● **THE PROBLEM**
What is the number of lines below that contain the word "accent"? Respond with that number alone.

● **GIVEN RECORDS**

──────

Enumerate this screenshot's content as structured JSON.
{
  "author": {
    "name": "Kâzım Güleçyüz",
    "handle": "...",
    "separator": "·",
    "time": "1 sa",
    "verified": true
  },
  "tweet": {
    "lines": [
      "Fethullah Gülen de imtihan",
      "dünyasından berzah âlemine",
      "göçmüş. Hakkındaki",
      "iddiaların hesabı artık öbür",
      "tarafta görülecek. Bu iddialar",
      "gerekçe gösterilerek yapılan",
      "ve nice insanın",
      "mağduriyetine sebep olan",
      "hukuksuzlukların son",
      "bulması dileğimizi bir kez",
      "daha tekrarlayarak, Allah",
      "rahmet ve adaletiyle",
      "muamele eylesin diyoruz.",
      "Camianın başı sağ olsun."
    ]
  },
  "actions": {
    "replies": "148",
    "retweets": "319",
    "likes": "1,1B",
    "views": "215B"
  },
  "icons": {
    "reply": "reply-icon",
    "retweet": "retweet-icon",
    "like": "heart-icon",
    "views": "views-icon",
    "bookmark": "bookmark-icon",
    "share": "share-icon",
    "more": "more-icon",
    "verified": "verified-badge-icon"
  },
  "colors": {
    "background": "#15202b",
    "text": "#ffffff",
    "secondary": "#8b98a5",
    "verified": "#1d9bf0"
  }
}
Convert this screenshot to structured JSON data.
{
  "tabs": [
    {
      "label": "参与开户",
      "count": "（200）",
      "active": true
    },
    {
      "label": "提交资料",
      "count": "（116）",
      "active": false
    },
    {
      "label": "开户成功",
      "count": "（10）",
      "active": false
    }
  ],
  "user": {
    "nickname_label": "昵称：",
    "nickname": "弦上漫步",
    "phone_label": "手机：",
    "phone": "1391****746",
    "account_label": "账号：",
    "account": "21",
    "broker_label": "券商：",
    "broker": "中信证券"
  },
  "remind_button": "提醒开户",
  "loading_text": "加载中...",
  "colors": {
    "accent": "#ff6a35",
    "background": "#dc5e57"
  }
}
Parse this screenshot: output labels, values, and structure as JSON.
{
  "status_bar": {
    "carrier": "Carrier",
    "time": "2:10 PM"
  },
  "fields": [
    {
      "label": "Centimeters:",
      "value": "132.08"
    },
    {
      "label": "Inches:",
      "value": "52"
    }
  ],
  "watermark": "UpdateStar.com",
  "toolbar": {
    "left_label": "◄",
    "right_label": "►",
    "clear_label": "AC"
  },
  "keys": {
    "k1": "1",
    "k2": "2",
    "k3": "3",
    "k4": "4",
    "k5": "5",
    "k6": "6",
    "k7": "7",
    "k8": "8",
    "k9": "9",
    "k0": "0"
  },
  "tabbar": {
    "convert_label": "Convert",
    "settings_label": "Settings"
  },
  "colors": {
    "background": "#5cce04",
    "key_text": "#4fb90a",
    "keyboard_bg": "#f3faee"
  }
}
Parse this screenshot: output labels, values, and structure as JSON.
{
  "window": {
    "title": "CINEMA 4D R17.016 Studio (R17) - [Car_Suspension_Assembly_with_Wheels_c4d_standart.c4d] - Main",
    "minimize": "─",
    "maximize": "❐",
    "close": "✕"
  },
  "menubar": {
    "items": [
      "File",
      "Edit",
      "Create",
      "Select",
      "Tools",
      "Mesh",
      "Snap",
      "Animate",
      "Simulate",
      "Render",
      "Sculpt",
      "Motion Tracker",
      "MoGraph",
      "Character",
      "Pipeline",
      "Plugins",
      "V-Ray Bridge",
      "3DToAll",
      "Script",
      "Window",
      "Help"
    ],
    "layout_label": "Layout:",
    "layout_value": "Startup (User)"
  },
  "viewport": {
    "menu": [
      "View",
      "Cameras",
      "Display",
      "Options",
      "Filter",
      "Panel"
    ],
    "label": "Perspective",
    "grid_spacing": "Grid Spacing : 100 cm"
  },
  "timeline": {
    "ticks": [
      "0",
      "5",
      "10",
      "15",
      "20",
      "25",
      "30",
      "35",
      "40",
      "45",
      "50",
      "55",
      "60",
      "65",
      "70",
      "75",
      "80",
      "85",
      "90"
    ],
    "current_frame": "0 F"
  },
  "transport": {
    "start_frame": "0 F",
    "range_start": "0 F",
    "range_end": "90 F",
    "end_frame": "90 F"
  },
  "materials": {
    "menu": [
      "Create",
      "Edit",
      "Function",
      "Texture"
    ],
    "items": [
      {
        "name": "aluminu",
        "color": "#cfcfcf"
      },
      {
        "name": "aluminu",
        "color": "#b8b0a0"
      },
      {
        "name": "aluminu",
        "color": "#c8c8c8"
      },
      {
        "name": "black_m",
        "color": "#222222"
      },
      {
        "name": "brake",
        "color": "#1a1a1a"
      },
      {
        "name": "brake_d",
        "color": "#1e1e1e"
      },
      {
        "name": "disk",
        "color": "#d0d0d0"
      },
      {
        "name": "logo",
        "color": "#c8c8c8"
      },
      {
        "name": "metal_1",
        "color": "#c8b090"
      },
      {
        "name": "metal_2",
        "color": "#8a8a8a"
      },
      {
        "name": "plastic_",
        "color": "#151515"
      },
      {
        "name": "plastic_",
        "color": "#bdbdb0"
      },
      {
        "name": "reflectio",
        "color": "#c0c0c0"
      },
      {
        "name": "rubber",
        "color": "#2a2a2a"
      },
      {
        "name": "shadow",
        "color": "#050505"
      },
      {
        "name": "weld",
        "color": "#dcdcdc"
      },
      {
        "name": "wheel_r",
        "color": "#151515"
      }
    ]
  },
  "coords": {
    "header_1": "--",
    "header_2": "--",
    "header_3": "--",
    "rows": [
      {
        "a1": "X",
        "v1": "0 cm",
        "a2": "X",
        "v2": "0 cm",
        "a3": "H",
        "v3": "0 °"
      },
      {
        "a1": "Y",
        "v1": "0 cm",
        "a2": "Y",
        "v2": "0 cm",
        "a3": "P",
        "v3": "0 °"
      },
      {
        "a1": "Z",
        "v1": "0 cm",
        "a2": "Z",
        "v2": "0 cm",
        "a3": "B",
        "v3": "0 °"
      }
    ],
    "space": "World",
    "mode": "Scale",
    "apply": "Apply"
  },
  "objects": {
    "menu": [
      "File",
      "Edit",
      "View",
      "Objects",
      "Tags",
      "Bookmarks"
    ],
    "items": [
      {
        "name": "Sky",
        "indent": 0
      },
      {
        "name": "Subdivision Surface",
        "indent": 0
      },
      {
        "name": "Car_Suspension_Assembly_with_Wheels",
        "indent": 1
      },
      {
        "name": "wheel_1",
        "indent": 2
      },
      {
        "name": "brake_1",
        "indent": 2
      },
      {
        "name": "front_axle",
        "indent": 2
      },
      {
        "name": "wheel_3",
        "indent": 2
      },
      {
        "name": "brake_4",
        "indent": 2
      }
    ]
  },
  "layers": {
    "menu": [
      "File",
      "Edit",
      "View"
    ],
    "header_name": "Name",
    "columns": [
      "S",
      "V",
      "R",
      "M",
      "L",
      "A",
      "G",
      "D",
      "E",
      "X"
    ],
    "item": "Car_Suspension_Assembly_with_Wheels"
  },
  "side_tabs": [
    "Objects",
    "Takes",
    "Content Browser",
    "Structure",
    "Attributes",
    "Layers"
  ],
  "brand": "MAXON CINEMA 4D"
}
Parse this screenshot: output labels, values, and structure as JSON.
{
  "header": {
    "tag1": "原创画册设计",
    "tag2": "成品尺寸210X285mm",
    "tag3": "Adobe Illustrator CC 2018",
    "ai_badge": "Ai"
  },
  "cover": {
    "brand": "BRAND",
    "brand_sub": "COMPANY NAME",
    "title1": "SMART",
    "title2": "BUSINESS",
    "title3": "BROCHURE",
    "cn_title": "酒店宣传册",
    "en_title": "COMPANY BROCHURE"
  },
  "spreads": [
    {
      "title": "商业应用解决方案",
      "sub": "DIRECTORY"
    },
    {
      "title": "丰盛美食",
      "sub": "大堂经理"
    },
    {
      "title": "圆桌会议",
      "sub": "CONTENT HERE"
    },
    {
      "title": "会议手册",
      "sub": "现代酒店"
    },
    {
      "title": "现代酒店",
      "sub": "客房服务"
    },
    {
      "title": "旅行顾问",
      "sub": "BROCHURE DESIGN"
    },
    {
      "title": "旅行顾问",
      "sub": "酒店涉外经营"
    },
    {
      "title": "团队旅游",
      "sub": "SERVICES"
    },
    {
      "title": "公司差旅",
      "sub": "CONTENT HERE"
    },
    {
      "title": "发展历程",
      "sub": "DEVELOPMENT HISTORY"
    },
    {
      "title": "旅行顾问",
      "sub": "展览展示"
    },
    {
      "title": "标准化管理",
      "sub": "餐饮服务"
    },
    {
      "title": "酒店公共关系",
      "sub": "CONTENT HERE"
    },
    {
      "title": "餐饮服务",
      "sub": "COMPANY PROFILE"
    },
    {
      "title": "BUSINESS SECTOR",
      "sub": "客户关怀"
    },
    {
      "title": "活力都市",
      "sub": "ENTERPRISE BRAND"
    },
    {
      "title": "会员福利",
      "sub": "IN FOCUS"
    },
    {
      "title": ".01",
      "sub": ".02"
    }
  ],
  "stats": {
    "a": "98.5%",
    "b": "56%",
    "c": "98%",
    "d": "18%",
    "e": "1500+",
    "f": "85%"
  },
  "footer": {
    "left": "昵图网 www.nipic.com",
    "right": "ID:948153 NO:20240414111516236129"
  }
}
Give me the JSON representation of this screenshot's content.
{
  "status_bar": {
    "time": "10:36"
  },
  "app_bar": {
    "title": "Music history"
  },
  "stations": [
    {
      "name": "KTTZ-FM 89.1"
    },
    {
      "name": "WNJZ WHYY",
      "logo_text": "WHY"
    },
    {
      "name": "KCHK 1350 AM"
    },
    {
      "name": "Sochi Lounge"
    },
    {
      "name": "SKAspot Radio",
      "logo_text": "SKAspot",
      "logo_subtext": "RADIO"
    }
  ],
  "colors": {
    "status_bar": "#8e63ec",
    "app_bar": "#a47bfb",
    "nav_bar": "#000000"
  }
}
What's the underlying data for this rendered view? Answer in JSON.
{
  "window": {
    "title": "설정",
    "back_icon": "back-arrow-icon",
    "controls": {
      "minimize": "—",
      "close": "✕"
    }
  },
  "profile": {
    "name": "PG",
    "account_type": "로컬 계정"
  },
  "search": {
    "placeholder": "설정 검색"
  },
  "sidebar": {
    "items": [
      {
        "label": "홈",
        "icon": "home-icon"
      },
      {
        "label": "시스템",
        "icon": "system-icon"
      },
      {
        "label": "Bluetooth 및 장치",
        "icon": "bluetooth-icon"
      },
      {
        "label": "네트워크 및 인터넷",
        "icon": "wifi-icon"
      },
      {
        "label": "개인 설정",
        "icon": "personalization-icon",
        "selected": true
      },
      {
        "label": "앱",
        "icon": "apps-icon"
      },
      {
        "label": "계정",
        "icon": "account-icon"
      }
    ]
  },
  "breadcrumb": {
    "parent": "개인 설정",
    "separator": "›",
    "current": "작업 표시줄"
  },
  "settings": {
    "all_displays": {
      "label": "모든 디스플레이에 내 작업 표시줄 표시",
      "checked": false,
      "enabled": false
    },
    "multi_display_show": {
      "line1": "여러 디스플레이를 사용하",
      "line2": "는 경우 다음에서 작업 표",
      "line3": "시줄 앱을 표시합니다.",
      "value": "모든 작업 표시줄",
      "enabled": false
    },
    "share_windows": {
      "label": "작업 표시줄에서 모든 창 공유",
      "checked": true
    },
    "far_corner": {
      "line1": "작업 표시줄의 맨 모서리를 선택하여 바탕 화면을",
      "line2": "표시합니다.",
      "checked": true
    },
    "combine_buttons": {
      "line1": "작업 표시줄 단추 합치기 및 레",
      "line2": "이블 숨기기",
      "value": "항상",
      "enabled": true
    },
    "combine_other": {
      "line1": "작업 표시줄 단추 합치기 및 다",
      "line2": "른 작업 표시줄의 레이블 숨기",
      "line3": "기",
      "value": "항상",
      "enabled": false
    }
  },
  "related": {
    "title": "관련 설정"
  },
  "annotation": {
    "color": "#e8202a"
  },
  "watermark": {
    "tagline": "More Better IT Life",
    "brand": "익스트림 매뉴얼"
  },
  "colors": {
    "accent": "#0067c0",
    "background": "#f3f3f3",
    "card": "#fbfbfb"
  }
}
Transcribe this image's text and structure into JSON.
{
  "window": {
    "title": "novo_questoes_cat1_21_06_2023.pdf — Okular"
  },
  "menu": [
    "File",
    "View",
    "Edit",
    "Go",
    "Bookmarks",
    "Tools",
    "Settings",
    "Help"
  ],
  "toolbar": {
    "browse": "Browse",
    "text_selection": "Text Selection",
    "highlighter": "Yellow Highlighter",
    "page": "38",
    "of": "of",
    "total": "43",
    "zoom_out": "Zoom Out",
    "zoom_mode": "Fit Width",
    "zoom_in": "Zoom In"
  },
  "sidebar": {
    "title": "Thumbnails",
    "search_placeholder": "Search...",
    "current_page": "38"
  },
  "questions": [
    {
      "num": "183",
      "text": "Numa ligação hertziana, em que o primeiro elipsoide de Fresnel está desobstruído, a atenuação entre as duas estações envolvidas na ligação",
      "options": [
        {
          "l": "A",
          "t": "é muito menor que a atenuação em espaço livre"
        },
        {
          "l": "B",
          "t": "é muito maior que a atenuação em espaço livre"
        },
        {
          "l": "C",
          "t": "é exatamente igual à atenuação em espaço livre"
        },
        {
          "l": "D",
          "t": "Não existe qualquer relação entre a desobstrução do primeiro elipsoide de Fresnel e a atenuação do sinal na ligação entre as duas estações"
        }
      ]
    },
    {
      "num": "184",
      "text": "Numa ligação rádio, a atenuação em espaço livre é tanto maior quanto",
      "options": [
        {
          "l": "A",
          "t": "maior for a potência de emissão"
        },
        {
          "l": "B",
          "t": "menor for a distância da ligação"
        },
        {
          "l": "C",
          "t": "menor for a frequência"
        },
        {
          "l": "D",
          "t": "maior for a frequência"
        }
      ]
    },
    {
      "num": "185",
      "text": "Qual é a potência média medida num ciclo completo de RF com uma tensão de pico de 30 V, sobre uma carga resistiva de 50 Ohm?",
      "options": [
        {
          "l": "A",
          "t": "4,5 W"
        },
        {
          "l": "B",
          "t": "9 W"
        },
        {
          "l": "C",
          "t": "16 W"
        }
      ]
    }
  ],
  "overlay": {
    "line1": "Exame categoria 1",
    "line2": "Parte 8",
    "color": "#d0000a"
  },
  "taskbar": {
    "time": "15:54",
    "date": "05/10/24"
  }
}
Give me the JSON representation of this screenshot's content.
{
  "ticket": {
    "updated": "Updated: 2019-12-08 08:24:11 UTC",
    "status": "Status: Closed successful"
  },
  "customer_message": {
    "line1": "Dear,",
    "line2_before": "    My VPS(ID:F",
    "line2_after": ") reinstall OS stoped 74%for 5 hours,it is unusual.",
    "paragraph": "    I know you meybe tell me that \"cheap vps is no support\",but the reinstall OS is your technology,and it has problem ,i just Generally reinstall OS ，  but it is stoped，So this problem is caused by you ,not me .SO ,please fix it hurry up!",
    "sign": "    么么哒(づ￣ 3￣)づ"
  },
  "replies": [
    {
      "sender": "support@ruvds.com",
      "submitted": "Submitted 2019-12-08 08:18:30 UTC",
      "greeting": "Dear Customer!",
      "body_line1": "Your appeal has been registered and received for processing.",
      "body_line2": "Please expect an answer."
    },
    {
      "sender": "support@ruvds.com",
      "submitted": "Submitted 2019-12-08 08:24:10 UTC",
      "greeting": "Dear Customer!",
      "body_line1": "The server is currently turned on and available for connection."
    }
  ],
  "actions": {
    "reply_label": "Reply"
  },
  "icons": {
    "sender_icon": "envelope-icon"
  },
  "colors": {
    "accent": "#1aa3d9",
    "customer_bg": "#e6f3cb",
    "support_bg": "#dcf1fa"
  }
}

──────

● **REPLY**
3